ATLANTA – When Anthony Hamilton released his fifth album in December 2011, it didn’t receive the same amount of attention his previous efforts did.
So he was extremely surprised when he got a call from his manager telling him that he’d been nominated for two Grammy Awards, including best R&B album for “Back to Love.”
Hamilton was holding his 6-month-old son and watching television with his wife when he got the news.
“My music didn’t have much of a buzz, so I was amazed about what I heard,” he said in a recent interview. “It’s great to know that my music is still being recognized. It shows that all the hard work is paying off.”
Hamilton sings gospel-tinged songs about heartache and the joys of life, and is known for his soulfully gritty music.
He earned mainstream success with his platinum-selling album, 2003’s “Comin’ From Where I’m From.” He has received 12 Grammy nominations during his career, and won in 2009 for his collaboration with Al Green on “You’ve Got the Love I Need.”
Hamilton says he has always faced the dilemma of whether he should adapt to what’s being played on the radio. But earning the Grammy nominations puts him at ease.
“This time, it feels better,” said the 41-year-old Hamilton, whose song “Pray for Me” is up for best R&B song. “It proved that my music is good enough. It proved to the record labels that even though my last album didn’t sell much, I’m still that same guy (people want to hear).”
Hamilton is also getting a boost thanks to his song “Freedom,” which appears on the soundtrack of Quentin Tarantino’s Oscar-nominated film, “Django Unchained.”
The singer was hoping the tune, which features Elayna Boynton, would be nominated for an Oscar for best original song. That didn’t happen, but Hamilton says he’s still riding high because of the Grammy love.
“The movie industry brings on a whole new element different than music. It’s much bigger,” he said. “But I am loving this time right now.

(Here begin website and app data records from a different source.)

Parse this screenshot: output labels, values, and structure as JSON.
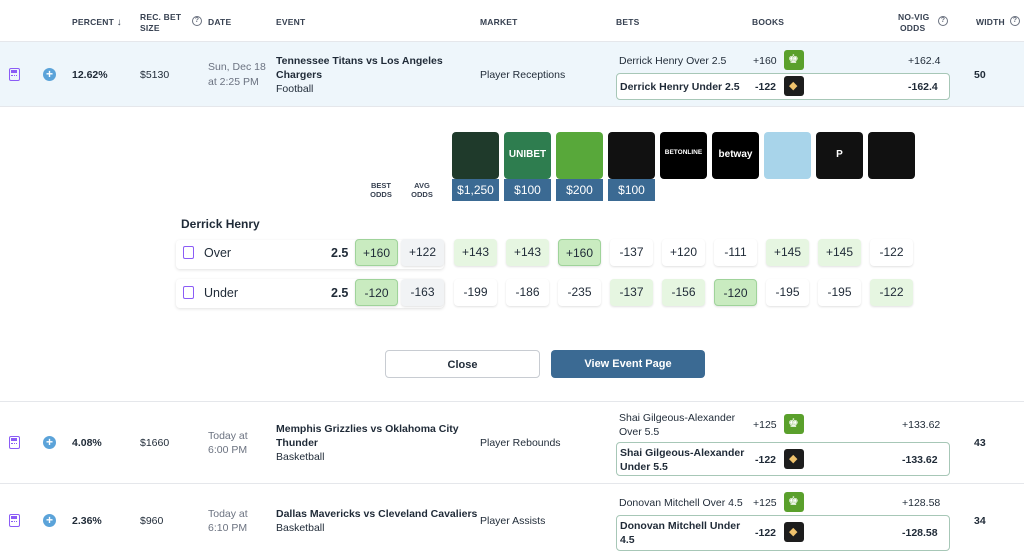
{
  "header": {
    "percent": "PERCENT",
    "rec_bet_1": "REC. BET",
    "rec_bet_2": "SIZE",
    "date": "DATE",
    "event": "EVENT",
    "market": "MARKET",
    "bets": "BETS",
    "books": "BOOKS",
    "novig_1": "NO-VIG",
    "novig_2": "ODDS",
    "width": "WIDTH",
    "sort_arrow": "↓",
    "help": "?"
  },
  "rows": [
    {
      "percent": "12.62%",
      "bet": "$5130",
      "date1": "Sun, Dec 18",
      "date2": "at 2:25 PM",
      "event1": "Tennessee Titans vs Los Angeles",
      "event2": "Chargers",
      "sport": "Football",
      "market": "Player Receptions",
      "bet_a": "Derrick Henry Over 2.5",
      "odds_a": "+160",
      "novig_a": "+162.4",
      "bet_b": "Derrick Henry Under 2.5",
      "odds_b": "-122",
      "novig_b": "-162.4",
      "width": "50"
    },
    {
      "percent": "4.08%",
      "bet": "$1660",
      "date1": "Today at",
      "date2": "6:00 PM",
      "event1": "Memphis Grizzlies vs Oklahoma City",
      "event2": "Thunder",
      "sport": "Basketball",
      "market": "Player Rebounds",
      "bet_a1": "Shai Gilgeous-Alexander",
      "bet_a2": "Over 5.5",
      "odds_a": "+125",
      "novig_a": "+133.62",
      "bet_b1": "Shai Gilgeous-Alexander",
      "bet_b2": "Under 5.5",
      "odds_b": "-122",
      "novig_b": "-133.62",
      "width": "43"
    },
    {
      "percent": "2.36%",
      "bet": "$960",
      "date1": "Today at",
      "date2": "6:10 PM",
      "event1": "Dallas Mavericks vs Cleveland Cavaliers",
      "event2": "",
      "sport": "Basketball",
      "market": "Player Assists",
      "bet_a": "Donovan Mitchell Over 4.5",
      "odds_a": "+125",
      "novig_a": "+128.58",
      "bet_b1": "Donovan Mitchell Under",
      "bet_b2": "4.5",
      "odds_b": "-122",
      "novig_b": "-128.58",
      "width": "34"
    }
  ],
  "detail": {
    "player": "Derrick Henry",
    "best_odds_1": "BEST",
    "best_odds_2": "ODDS",
    "avg_odds_1": "AVG",
    "avg_odds_2": "ODDS",
    "books": [
      {
        "name": "bet-mgm-icon",
        "label": "",
        "amount": "$1,250",
        "color": "#1f3a2b"
      },
      {
        "name": "unibet-icon",
        "label": "UNIBET",
        "amount": "$100",
        "color": "#2e7d4f"
      },
      {
        "name": "draftkings-icon",
        "label": "",
        "amount": "$200",
        "color": "#58a83a"
      },
      {
        "name": "fanduel-icon",
        "label": "",
        "amount": "$100",
        "color": "#111111"
      },
      {
        "name": "betonline-icon",
        "label": "BETONLINE",
        "amount": "",
        "color": "#000000"
      },
      {
        "name": "betway-icon",
        "label": "betway",
        "amount": "",
        "color": "#000000"
      },
      {
        "name": "bet-rivers-icon",
        "label": "",
        "amount": "",
        "color": "#a8d4ea"
      },
      {
        "name": "pointsbet-icon",
        "label": "P",
        "amount": "",
        "color": "#111111"
      },
      {
        "name": "fanduel-alt-icon",
        "label": "",
        "amount": "",
        "color": "#111111"
      }
    ],
    "over": {
      "label": "Over",
      "line": "2.5",
      "best": "+160",
      "avg": "+122",
      "odds": [
        "+143",
        "+143",
        "+160",
        "-137",
        "+120",
        "-111",
        "+145",
        "+145",
        "-122"
      ]
    },
    "under": {
      "label": "Under",
      "line": "2.5",
      "best": "-120",
      "avg": "-163",
      "odds": [
        "-199",
        "-186",
        "-235",
        "-137",
        "-156",
        "-120",
        "-195",
        "-195",
        "-122"
      ]
    },
    "close": "Close",
    "view": "View Event Page"
  }
}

I’m just going to keep growing. I plan on doing this until I’m 80 or 90 years old, if God is willing to keep me around that long.”